Naguib and Abdel-Nasser in an open car (photo: girls-ly)

The two regimes, led by Farouk, the young king of Egypt, and Mohamed Morsi who was of the Muslim Brotherhood and Egypt’s first and only Islamist president, were evident failures. Subsequently, the two revolutions were the outcome of unprecedented deplorable social and political conditions. 1952 began with the Free Officers Movement, a group of army officers led by Mohamed Naguib and Abdel-Nasser. The revolution was initially aimed at overthrowing Farouk. However, the movement had more political ambitions, and soon moved to abolish the constitutional monarchy and aristocracy of Egypt, establish a republic, and end the British occupation of the country. The revolutionary government was staunchly nationalist and anti-imperialist.

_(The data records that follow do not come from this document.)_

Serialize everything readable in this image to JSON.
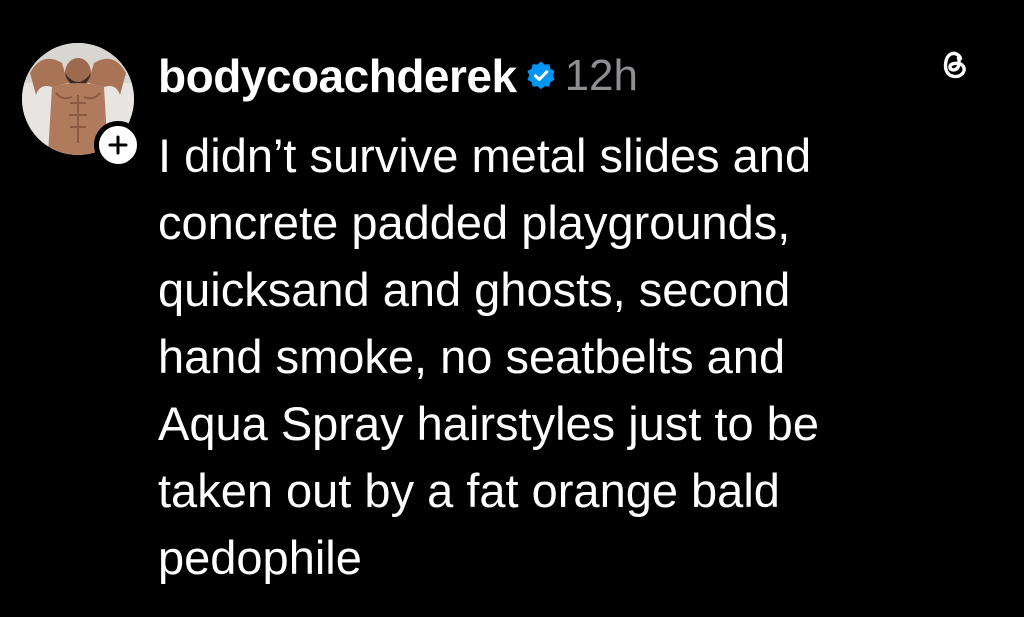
{
  "post": {
    "author": {
      "username": "bodycoachderek",
      "verified": true,
      "avatar_icon": "avatar-photo"
    },
    "timestamp": "12h",
    "platform_icon": "threads-logo-icon",
    "follow_icon": "plus-icon",
    "text_lines": [
      "I didn’t survive metal slides and",
      "concrete padded playgrounds,",
      "quicksand and ghosts, second",
      "hand smoke, no seatbelts and",
      "Aqua Spray hairstyles just to be",
      "taken out by a fat orange bald",
      "pedophile"
    ]
  },
  "colors": {
    "background": "#000000",
    "text": "#ffffff",
    "muted": "#8e8e93",
    "verified_blue": "#0095f6"
  }
}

Mohamed Morsi and King Farouk, both overthrown by popular demand

People welcomed the army’s intervention in the monarchical regime on 23 July 1952, seeing it as representing their own will and aspirations. Soon afterwards, the passage of radical and egalitarian measures like agrarian reforms and the abolition of titles transformed what was a military move into a fully-fledged revolution.Wholesale agrarian reform and huge industrialisation programmes were initiated, leading to an unprecedented period of infrastructure building and urbanisation. By the 1960s, Arab socialism had become the dominant theme.

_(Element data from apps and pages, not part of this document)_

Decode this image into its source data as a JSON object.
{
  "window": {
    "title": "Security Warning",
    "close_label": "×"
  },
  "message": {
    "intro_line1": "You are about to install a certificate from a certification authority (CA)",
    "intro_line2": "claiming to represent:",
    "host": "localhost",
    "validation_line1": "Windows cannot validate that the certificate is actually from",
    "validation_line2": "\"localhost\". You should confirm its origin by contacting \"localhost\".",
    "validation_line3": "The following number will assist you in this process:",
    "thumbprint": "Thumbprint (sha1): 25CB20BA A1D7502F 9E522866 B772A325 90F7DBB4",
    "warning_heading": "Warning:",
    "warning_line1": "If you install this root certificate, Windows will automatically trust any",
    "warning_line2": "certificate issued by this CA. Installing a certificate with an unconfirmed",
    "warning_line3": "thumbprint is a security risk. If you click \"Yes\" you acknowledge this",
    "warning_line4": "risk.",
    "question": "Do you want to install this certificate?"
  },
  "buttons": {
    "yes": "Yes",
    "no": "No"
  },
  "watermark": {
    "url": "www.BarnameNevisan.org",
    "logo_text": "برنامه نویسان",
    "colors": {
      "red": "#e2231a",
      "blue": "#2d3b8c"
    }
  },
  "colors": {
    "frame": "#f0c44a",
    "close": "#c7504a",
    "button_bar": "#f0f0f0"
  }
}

Abdel-Nasser, when Egypt was proclaimed a republic (photo: blogspot)

From the outset, though, the revolution was faced with threats from Western imperial powers, particularly the United Kingdom, which had occupied Egypt since 1882, and France, both of whom were wary of rising nationalist sentiment in territories under their control. The ongoing state of war with Israel also posed a serious challenge, as the Free Officers increased Egypt’s already strong support for the Palestinians.

Four years after the revolution these two issues would result in the invasion of Egypt by Britain, France and Israel in the Tripartite Aggression of 1956. Despite enormous military losses, the war was seen as a political victory for Egypt, especially as it left the Suez Canal in uncontested Egyptian control for the first time since 1875, erasing what was seen as a national blight. This strengthened the appeal of the revolution in other Arab countries.

Abdel-Nasser after his announcement that the Suez Canal had been nationalised (photo: mandaraonline)

Morsi’s rule, which started with his election as president in 2012, was a test of how the Brotherhood, known mainly up till then as a bumpkin charity organisation, would yield enormous political power. It was given the benefit of the doubt but serious misrule and dogged pursuance of its ultimate objective — the Brotherhoodisation of state and society — quickly brought its downfall when nationwide protests across the nation demanded its ouster.

Both regimes lost popular support which led to military intervention. The categorisation of the two events, either as military coups or popular revolutions, or a mix of both, remains a matter of intense debate. What cannot be denied is due to the particular nature of the relationship between the military on one hand and the state and society on the other, the army has historically been at the forefront of Egypt’s seismic shifts.

Another common thread bonding the two revolutions was and remains social justice which has now turned into a global demand as witnessed by massive demonstrations here and abroad. Other connecting themes were independence from colonialism and becoming free of aristocracy and autocracy, the latter, too, once again in the news.

Since the death of Abdel-Nasser in 1970, the man whose name will be forever associated with the 1952 revolution, celebrations of 23 July have become increasingly low-key. From being a major event in the life of the nation, 23 July is now little more than one public holiday among many, the day generating little national enthusiasm.

Abdel-Nasser’s funeral was one of the biggest in history.

Years from now the same fate of indifference will befall 30 June. But both revolutions which rose up against the monarchical and the Muslim Brotherhoodwere unique events in Egypt’s modern history, reshaping the country’s politics, economy and society.